Activity – Can you pull out each line of the data below that includes the word "title"?

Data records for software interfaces
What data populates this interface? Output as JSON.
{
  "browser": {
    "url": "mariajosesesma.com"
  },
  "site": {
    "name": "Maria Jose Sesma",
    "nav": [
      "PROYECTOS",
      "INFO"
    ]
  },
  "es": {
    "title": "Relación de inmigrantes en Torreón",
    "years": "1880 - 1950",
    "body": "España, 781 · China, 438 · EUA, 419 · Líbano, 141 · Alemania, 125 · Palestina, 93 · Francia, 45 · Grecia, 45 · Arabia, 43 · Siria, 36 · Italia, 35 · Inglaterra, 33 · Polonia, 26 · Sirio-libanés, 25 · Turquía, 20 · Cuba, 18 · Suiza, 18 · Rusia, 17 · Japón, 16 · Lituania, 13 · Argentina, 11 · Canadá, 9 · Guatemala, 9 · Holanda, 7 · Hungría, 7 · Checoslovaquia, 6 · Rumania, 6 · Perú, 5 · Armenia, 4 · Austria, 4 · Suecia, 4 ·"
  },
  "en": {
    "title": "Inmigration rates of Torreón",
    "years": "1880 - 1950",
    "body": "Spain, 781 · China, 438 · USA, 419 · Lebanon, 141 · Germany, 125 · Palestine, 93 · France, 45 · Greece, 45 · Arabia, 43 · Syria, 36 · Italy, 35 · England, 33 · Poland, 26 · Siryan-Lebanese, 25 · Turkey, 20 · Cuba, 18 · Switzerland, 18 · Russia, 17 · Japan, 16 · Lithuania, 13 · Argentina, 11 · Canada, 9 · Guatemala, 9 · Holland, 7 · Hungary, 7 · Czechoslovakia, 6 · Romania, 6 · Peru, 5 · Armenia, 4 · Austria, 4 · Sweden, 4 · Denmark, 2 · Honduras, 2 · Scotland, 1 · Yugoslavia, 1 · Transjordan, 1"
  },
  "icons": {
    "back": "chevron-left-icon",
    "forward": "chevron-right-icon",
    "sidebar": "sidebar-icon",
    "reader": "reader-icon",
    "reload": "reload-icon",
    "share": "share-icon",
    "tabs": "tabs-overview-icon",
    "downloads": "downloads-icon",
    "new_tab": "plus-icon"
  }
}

Answer box –
    "title": "Relación de inmigrantes en Torreón",
    "title": "Inmigration rates of Torreón",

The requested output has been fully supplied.